> **Work request**
Throughout the entries below, report every line where "محافظه" is found.
┌─ Records shown
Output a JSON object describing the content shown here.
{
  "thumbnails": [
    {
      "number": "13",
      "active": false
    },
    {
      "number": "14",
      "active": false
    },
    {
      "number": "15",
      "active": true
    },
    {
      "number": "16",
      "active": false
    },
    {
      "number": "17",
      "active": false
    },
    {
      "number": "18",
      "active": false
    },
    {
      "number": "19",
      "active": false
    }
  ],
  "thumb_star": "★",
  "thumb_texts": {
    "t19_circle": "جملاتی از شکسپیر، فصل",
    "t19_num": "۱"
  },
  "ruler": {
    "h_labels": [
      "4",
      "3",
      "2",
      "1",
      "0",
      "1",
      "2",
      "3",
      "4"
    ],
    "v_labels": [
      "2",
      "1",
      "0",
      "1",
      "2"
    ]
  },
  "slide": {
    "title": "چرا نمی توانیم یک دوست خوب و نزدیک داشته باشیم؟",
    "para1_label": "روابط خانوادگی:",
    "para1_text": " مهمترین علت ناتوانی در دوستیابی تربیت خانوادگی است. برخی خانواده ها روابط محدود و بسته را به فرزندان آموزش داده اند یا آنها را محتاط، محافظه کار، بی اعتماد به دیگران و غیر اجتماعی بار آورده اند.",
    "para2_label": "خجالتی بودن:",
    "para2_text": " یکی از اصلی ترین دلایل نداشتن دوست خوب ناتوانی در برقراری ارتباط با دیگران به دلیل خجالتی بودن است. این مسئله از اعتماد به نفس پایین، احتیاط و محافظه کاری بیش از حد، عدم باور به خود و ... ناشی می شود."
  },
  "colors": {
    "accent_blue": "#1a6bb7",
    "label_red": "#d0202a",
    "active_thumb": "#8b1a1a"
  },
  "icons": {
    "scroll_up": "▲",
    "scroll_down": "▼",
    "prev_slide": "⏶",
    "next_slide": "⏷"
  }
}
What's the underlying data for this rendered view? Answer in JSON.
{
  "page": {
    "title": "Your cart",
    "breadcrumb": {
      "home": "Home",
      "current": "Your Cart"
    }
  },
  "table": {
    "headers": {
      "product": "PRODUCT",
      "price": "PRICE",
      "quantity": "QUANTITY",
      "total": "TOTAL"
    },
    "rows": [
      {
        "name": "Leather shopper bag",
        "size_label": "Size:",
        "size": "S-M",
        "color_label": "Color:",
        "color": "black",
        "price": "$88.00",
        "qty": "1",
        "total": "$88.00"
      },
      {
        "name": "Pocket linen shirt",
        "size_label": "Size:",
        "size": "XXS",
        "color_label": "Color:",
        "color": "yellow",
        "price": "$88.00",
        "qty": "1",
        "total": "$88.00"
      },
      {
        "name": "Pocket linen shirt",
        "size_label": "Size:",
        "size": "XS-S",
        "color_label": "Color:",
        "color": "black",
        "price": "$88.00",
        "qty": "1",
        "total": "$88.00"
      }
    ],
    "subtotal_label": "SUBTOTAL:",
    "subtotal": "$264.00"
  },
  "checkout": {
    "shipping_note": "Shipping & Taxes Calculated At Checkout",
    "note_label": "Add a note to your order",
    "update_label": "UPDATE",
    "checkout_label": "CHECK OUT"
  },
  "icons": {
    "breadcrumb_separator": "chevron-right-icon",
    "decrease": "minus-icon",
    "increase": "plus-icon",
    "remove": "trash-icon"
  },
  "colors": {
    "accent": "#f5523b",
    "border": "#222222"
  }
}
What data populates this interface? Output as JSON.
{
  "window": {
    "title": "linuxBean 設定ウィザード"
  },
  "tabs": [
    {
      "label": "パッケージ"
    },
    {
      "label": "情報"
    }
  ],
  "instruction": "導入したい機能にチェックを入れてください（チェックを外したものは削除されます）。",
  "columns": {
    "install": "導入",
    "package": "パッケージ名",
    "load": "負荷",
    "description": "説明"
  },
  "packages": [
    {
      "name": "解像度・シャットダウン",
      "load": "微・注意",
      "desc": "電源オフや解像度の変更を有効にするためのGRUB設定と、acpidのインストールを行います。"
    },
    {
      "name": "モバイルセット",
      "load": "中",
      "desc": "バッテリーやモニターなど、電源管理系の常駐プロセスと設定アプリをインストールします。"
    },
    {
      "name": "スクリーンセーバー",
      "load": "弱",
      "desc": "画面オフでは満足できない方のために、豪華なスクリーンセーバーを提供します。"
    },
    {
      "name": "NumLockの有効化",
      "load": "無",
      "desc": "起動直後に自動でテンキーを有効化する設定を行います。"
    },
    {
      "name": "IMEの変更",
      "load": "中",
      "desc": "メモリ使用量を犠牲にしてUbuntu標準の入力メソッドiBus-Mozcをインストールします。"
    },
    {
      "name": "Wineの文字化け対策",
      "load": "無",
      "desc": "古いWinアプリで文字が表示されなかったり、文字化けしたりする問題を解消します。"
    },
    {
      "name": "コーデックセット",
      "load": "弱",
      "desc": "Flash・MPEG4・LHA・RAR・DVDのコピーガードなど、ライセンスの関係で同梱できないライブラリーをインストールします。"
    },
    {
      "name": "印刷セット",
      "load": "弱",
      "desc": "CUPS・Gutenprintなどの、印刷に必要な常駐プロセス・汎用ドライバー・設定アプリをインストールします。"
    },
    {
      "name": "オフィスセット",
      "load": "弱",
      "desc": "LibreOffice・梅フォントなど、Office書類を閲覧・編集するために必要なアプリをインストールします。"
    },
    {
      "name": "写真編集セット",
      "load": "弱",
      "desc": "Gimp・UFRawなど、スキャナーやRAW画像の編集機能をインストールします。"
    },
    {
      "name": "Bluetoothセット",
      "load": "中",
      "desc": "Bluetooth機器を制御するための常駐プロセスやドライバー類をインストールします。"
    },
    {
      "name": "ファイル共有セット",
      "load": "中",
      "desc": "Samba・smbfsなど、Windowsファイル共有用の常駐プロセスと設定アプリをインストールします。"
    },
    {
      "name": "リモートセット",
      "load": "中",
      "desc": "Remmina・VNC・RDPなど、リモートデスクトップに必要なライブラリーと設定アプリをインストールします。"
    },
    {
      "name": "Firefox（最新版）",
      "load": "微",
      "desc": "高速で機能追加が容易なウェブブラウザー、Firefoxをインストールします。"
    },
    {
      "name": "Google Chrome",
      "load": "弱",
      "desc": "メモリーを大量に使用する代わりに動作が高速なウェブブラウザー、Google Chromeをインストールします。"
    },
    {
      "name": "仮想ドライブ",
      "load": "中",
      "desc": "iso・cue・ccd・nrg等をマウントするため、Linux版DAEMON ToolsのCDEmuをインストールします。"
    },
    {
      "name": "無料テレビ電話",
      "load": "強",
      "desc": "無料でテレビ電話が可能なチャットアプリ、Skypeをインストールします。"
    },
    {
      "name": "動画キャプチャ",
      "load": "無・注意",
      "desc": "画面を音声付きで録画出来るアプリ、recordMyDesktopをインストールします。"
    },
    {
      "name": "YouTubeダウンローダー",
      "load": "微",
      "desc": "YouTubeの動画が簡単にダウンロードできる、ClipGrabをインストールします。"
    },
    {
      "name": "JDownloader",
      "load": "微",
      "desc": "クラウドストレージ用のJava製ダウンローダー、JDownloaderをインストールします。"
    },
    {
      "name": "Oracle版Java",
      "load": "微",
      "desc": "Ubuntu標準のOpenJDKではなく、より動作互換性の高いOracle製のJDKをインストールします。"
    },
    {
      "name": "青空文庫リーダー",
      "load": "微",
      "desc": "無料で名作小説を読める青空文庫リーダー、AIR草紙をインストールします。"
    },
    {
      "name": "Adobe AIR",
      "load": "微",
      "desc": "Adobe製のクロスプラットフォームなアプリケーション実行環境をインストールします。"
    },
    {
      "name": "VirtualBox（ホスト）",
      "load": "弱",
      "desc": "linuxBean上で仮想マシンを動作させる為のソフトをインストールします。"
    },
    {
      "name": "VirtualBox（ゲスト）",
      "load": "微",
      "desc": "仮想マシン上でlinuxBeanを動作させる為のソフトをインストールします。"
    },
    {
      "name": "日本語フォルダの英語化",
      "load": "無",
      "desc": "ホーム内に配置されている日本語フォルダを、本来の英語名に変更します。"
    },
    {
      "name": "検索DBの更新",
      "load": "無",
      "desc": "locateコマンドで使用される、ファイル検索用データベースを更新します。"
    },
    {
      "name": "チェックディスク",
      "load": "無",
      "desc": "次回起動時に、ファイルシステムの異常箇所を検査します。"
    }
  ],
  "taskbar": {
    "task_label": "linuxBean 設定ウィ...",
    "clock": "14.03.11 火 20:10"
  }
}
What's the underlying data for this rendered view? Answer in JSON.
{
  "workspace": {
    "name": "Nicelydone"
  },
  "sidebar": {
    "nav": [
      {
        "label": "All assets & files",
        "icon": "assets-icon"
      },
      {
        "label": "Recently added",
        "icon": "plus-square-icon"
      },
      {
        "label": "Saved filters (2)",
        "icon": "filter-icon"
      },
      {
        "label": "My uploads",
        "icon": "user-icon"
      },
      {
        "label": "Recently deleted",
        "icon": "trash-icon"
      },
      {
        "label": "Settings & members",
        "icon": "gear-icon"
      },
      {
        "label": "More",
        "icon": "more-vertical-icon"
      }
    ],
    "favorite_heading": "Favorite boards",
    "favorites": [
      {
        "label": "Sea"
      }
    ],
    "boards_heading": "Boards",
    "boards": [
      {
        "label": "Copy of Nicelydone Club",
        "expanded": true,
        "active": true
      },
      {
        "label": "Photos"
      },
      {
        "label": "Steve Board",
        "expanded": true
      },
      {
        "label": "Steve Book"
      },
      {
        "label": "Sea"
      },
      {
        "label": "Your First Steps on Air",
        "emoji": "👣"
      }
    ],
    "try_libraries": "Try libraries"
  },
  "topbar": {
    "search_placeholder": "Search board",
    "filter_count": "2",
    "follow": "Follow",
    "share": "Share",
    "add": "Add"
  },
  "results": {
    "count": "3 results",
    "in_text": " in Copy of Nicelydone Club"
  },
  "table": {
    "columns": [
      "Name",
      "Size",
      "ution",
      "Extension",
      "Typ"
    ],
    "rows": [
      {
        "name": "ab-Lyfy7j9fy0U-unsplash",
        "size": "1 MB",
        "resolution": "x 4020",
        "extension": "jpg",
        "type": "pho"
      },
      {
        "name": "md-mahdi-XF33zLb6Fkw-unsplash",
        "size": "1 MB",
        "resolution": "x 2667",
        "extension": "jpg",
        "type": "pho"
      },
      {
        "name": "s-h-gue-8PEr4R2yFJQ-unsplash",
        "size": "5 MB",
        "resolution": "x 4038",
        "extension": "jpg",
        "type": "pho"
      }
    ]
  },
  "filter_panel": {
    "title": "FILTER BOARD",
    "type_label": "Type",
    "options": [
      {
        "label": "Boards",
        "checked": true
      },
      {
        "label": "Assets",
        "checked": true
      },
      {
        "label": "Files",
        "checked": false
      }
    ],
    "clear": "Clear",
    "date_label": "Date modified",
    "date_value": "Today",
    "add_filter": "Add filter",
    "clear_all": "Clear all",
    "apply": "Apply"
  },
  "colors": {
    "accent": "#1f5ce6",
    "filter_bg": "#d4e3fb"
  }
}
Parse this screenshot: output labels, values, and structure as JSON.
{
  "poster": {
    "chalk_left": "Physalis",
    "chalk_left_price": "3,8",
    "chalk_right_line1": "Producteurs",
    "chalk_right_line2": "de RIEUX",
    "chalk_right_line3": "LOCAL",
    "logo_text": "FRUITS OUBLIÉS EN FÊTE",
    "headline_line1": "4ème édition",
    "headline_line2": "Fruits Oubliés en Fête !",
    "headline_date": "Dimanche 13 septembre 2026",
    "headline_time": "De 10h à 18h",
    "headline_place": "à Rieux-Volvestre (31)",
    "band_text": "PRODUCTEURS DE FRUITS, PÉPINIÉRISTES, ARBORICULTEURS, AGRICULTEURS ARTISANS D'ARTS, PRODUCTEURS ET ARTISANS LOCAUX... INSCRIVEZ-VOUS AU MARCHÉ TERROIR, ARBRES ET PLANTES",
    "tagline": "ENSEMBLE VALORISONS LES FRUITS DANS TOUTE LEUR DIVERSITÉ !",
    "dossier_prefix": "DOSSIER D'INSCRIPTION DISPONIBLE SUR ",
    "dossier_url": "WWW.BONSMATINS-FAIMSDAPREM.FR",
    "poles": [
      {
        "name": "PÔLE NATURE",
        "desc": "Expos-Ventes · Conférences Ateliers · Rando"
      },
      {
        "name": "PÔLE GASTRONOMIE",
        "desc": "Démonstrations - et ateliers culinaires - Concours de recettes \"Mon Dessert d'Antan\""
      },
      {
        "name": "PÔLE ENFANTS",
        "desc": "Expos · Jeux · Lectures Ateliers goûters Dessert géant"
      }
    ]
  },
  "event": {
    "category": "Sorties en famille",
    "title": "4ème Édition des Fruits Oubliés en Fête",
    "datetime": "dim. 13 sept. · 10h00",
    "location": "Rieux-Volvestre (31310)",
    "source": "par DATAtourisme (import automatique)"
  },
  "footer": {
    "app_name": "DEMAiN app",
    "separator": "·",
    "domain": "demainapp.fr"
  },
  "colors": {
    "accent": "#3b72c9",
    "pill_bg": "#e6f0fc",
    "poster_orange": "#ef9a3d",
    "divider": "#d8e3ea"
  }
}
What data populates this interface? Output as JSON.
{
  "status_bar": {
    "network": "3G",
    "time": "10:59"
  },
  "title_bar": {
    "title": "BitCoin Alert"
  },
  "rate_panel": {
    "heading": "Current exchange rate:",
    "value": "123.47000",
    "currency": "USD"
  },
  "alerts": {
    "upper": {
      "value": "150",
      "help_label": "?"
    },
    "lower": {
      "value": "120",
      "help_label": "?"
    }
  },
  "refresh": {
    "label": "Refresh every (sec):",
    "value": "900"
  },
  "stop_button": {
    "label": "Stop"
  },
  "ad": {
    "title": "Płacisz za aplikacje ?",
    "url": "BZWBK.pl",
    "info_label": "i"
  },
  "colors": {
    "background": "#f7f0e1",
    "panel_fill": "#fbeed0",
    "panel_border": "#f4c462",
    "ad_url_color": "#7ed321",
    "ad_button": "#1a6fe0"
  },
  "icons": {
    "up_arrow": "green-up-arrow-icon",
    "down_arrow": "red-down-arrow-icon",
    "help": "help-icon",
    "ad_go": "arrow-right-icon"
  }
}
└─
> **Answer to this exercise**
    "para1_text": " مهمترین علت ناتوانی در دوستیابی تربیت خانوادگی است. برخی خانواده ها روابط محدود و بسته را به فرزندان آموزش داده اند یا آنها را محتاط، محافظه کار، بی اعتماد به دیگران و غیر اجتماعی بار آورده اند.",
    "para2_text": " یکی از اصلی ترین دلایل نداشتن دوست خوب ناتوانی در برقراری ارتباط با دیگران به دلیل خجالتی بودن است. این مسئله از اعتماد به نفس پایین، احتیاط و محافظه کاری بیش از حد، عدم باور به خود و ... ناشی می شود."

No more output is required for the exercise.